[[ The data open ]]

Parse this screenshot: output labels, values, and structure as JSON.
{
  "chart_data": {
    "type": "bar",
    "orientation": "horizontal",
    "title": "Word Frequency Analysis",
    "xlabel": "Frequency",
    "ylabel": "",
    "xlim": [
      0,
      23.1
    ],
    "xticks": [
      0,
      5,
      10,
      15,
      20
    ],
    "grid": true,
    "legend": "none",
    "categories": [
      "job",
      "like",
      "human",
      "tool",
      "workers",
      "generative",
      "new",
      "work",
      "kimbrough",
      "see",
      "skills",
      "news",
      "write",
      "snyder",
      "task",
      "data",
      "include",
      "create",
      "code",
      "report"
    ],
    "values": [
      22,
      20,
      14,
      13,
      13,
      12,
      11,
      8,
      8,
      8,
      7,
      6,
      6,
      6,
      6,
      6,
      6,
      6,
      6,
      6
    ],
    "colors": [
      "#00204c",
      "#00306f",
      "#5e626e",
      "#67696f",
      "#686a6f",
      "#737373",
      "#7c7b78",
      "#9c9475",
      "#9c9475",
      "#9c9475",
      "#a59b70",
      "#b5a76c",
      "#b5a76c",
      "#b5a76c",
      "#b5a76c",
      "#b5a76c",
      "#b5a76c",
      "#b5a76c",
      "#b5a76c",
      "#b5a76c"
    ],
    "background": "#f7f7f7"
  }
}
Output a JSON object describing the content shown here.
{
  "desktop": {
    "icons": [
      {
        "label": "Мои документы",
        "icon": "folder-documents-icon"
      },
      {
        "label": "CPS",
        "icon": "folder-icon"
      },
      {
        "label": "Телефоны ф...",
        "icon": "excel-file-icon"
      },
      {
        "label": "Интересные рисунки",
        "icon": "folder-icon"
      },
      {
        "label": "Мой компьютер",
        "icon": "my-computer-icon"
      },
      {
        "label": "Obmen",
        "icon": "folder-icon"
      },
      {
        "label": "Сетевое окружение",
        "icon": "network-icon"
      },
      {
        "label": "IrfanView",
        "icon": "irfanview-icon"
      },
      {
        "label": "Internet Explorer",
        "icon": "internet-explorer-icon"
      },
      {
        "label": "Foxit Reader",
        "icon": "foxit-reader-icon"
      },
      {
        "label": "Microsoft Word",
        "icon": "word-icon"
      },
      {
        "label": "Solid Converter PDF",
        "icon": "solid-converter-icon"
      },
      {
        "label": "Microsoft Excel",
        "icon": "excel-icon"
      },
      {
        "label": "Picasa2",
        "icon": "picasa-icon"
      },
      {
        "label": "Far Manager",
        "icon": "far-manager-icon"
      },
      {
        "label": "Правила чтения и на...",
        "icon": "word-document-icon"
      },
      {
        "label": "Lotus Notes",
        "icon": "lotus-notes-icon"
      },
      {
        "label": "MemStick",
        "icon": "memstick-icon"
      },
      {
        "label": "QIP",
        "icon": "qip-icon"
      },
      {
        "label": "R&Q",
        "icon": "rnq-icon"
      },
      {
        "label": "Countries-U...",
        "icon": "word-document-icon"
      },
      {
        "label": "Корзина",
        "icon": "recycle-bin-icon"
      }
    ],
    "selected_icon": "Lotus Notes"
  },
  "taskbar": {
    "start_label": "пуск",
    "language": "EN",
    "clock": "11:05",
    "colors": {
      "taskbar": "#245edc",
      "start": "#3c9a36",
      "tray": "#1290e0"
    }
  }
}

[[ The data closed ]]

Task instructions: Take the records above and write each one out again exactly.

Exercise result:
Parse this screenshot: output labels, values, and structure as JSON.
{
  "chart_data": {
    "type": "bar",
    "orientation": "horizontal",
    "title": "Word Frequency Analysis",
    "xlabel": "Frequency",
    "ylabel": "",
    "xlim": [
      0,
      23.1
    ],
    "xticks": [
      0,
      5,
      10,
      15,
      20
    ],
    "grid": true,
    "legend": "none",
    "categories": [
      "job",
      "like",
      "human",
      "tool",
      "workers",
      "generative",
      "new",
      "work",
      "kimbrough",
      "see",
      "skills",
      "news",
      "write",
      "snyder",
      "task",
      "data",
      "include",
      "create",
      "code",
      "report"
    ],
    "values": [
      22,
      20,
      14,
      13,
      13,
      12,
      11,
      8,
      8,
      8,
      7,
      6,
      6,
      6,
      6,
      6,
      6,
      6,
      6,
      6
    ],
    "colors": [
      "#00204c",
      "#00306f",
      "#5e626e",
      "#67696f",
      "#686a6f",
      "#737373",
      "#7c7b78",
      "#9c9475",
      "#9c9475",
      "#9c9475",
      "#a59b70",
      "#b5a76c",
      "#b5a76c",
      "#b5a76c",
      "#b5a76c",
      "#b5a76c",
      "#b5a76c",
      "#b5a76c",
      "#b5a76c",
      "#b5a76c"
    ],
    "background": "#f7f7f7"
  }
}
Output a JSON object describing the content shown here.
{
  "desktop": {
    "icons": [
      {
        "label": "Мои документы",
        "icon": "folder-documents-icon"
      },
      {
        "label": "CPS",
        "icon": "folder-icon"
      },
      {
        "label": "Телефоны ф...",
        "icon": "excel-file-icon"
      },
      {
        "label": "Интересные рисунки",
        "icon": "folder-icon"
      },
      {
        "label": "Мой компьютер",
        "icon": "my-computer-icon"
      },
      {
        "label": "Obmen",
        "icon": "folder-icon"
      },
      {
        "label": "Сетевое окружение",
        "icon": "network-icon"
      },
      {
        "label": "IrfanView",
        "icon": "irfanview-icon"
      },
      {
        "label": "Internet Explorer",
        "icon": "internet-explorer-icon"
      },
      {
        "label": "Foxit Reader",
        "icon": "foxit-reader-icon"
      },
      {
        "label": "Microsoft Word",
        "icon": "word-icon"
      },
      {
        "label": "Solid Converter PDF",
        "icon": "solid-converter-icon"
      },
      {
        "label": "Microsoft Excel",
        "icon": "excel-icon"
      },
      {
        "label": "Picasa2",
        "icon": "picasa-icon"
      },
      {
        "label": "Far Manager",
        "icon": "far-manager-icon"
      },
      {
        "label": "Правила чтения и на...",
        "icon": "word-document-icon"
      },
      {
        "label": "Lotus Notes",
        "icon": "lotus-notes-icon"
      },
      {
        "label": "MemStick",
        "icon": "memstick-icon"
      },
      {
        "label": "QIP",
        "icon": "qip-icon"
      },
      {
        "label": "R&Q",
        "icon": "rnq-icon"
      },
      {
        "label": "Countries-U...",
        "icon": "word-document-icon"
      },
      {
        "label": "Корзина",
        "icon": "recycle-bin-icon"
      }
    ],
    "selected_icon": "Lotus Notes"
  },
  "taskbar": {
    "start_label": "пуск",
    "language": "EN",
    "clock": "11:05",
    "colors": {
      "taskbar": "#245edc",
      "start": "#3c9a36",
      "tray": "#1290e0"
    }
  }
}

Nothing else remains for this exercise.